Homelessness and mental health
The Audit Commission recognised that certain groups of children and young or those living in certain conditions are at greater risk of developing mental health problems than others (Audit Commission, 1999). Among the factors known to increase vulnerability to mental health problems are homelessness or temporary accommodation.
It was either stay and die, or go, basically. Because I was putting everybody else at risk by staying here, because the place just kept on getting broken into because of stuff that I’d gotten involved with. So, you know, I had to get out, as soon as possible, basically…But it’s not easy. [Barnardo’s service user who has recently moved from supported housing to a hostel]
For a minority, homelessness can be a positive choice. It may be preferable to sustained abuse or social isolation, or as a conscious expression of independence (Lilley, 2000). However, it remains a positive choice made in a context where the range of choices are narrow and mostly undesirable, not one chosen from a number of valued options.
Care must be taken not to exaggerate the adversities facing young people with respect to homelessness (Fitzpatrick and Clapham, 1999). The behaviour of homeless people may be construed as indicative of mental health problems when it may in fact be adaptive behaviour (Snow et al. (1988) cited in Fisher and Collins (1993)). It is important to avoid unnecessarily pathologising the problem, when homelessness is essentially a housing or socio-economic problem that can be addressed to a large extent by effective legislation (Grenier, 1996) and only one dimension of the multifaceted lives of young people (Fitzpatrick and Clapham, 1999).
The provision of stable accommodation should have two principal effects on the health of homeless people; firstly, to improve their health status because of the reduced risk of illnesses associated with street or hostel living, and secondly, to improve access to health care by removing the barriers imposed by having no fixed abode. (Connelly and Crown, 1994)

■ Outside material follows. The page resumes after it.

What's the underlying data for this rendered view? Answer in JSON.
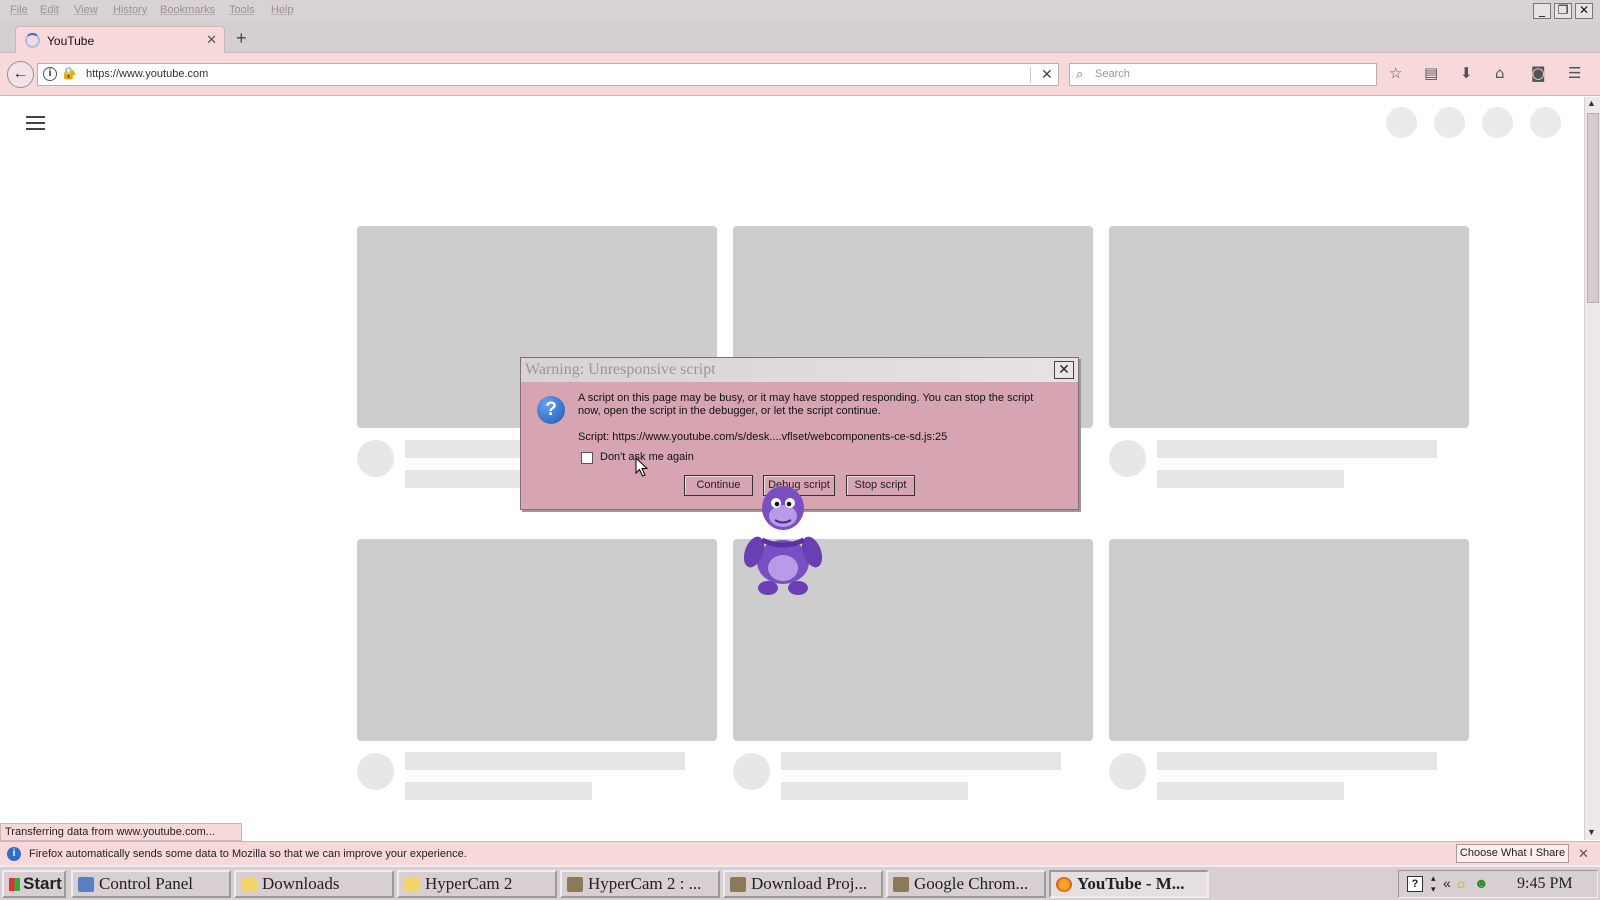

Everyone who is homeless has their own story and their individual needs: and the most urgent need, without which neither their mental nor physical health can be addressed effectively, is for a home. (Grenier, 1996)
Provision of safe accommodation may alleviate the most immediate triggers of some mental health problems, but long term conditions will need identifying and appropriate remedial action taken.
Becoming homeless does not guarantee poor health. Rather, being homeless can mean an increased risk that someone will develop health problems. (Pleace and Quilgars, 1997)
Exposure to the cold and wet, unhygienic living conditions and associated exposure to infectious diseases, increased accident risk, interrupted sleep cycles, and an unbalanced diet are among the factors that both cause and compound ailments (Victor, 1996).
Young people away from home face risks of hunger, fear, loneliness and are vulnerable to being hurt or exploited by others. These risks are in evidence not only for those who sleep rough but also for those who stay with relatives and strangers. (Safe on the Streets, 1999)
Young people told us:
To be safe…have a baseball bat down the side of the seat, innit? Especially in a car in XXX [an area of the city]. [Barnardo’s service user lived in a car for a couple of months]
- ...but when I went to a hostel they gave us a ... and that and it was just like we were sharing rooms with like four people at a time and that, and you just didn’t get any sleep…
- your personal possessions and that? - …yeah, gone
[Barnardo’s service user favoured living in a car to living in a hostel]
…hostels could be a safe place, or there is a sense of community, the friendliness of it. But this particular girl who I know lived there had the complete opposite, she was scared of the other women in there…they were name calling
Might not feel safe because it’s a hostel…Do get women only hostels, family only hostels, put similar people together, makes it safer.
[Barnardo’s service users]